> **Your instructions**
Each record below is to be set down again precisely.

== Entries shown ==

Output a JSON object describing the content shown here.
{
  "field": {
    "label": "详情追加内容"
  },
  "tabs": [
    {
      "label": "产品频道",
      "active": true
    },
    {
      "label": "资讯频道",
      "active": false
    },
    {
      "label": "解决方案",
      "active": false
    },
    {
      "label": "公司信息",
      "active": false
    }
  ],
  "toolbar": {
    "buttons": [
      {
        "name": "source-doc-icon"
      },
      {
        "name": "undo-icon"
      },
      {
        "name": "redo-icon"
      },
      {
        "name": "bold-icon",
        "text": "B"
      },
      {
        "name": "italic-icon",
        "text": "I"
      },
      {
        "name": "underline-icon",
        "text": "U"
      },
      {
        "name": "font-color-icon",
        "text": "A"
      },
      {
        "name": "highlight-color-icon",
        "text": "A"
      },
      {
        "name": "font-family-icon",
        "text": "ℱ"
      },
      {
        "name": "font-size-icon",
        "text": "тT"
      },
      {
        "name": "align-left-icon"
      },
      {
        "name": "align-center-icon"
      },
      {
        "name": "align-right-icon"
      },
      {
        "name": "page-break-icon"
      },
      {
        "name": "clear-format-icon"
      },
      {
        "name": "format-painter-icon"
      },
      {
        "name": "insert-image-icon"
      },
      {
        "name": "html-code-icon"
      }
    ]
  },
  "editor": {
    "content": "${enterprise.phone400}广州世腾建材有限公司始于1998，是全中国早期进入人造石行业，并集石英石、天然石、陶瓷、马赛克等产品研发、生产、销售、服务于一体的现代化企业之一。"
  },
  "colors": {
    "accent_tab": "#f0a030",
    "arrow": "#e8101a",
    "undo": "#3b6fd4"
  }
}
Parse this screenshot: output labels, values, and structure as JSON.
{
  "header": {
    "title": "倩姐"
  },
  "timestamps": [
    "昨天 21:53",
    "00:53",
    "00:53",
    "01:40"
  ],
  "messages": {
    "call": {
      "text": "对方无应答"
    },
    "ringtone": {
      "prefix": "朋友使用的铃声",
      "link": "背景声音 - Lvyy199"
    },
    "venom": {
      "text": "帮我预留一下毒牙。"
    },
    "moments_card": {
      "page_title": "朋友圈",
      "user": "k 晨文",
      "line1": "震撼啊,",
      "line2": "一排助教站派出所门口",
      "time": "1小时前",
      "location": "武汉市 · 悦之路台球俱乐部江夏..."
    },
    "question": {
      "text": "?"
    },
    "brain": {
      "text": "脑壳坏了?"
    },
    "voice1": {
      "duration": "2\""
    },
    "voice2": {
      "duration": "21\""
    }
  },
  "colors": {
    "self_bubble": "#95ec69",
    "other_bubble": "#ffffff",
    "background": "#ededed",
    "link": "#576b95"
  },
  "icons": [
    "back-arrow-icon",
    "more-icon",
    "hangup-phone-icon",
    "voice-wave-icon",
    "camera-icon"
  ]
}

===

> **Result of this exercise**
Output a JSON object describing the content shown here.
{
  "field": {
    "label": "详情追加内容"
  },
  "tabs": [
    {
      "label": "产品频道",
      "active": true
    },
    {
      "label": "资讯频道",
      "active": false
    },
    {
      "label": "解决方案",
      "active": false
    },
    {
      "label": "公司信息",
      "active": false
    }
  ],
  "toolbar": {
    "buttons": [
      {
        "name": "source-doc-icon"
      },
      {
        "name": "undo-icon"
      },
      {
        "name": "redo-icon"
      },
      {
        "name": "bold-icon",
        "text": "B"
      },
      {
        "name": "italic-icon",
        "text": "I"
      },
      {
        "name": "underline-icon",
        "text": "U"
      },
      {
        "name": "font-color-icon",
        "text": "A"
      },
      {
        "name": "highlight-color-icon",
        "text": "A"
      },
      {
        "name": "font-family-icon",
        "text": "ℱ"
      },
      {
        "name": "font-size-icon",
        "text": "тT"
      },
      {
        "name": "align-left-icon"
      },
      {
        "name": "align-center-icon"
      },
      {
        "name": "align-right-icon"
      },
      {
        "name": "page-break-icon"
      },
      {
        "name": "clear-format-icon"
      },
      {
        "name": "format-painter-icon"
      },
      {
        "name": "insert-image-icon"
      },
      {
        "name": "html-code-icon"
      }
    ]
  },
  "editor": {
    "content": "${enterprise.phone400}广州世腾建材有限公司始于1998，是全中国早期进入人造石行业，并集石英石、天然石、陶瓷、马赛克等产品研发、生产、销售、服务于一体的现代化企业之一。"
  },
  "colors": {
    "accent_tab": "#f0a030",
    "arrow": "#e8101a",
    "undo": "#3b6fd4"
  }
}
Parse this screenshot: output labels, values, and structure as JSON.
{
  "header": {
    "title": "倩姐"
  },
  "timestamps": [
    "昨天 21:53",
    "00:53",
    "00:53",
    "01:40"
  ],
  "messages": {
    "call": {
      "text": "对方无应答"
    },
    "ringtone": {
      "prefix": "朋友使用的铃声",
      "link": "背景声音 - Lvyy199"
    },
    "venom": {
      "text": "帮我预留一下毒牙。"
    },
    "moments_card": {
      "page_title": "朋友圈",
      "user": "k 晨文",
      "line1": "震撼啊,",
      "line2": "一排助教站派出所门口",
      "time": "1小时前",
      "location": "武汉市 · 悦之路台球俱乐部江夏..."
    },
    "question": {
      "text": "?"
    },
    "brain": {
      "text": "脑壳坏了?"
    },
    "voice1": {
      "duration": "2\""
    },
    "voice2": {
      "duration": "21\""
    }
  },
  "colors": {
    "self_bubble": "#95ec69",
    "other_bubble": "#ffffff",
    "background": "#ededed",
    "link": "#576b95"
  },
  "icons": [
    "back-arrow-icon",
    "more-icon",
    "hangup-phone-icon",
    "voice-wave-icon",
    "camera-icon"
  ]
}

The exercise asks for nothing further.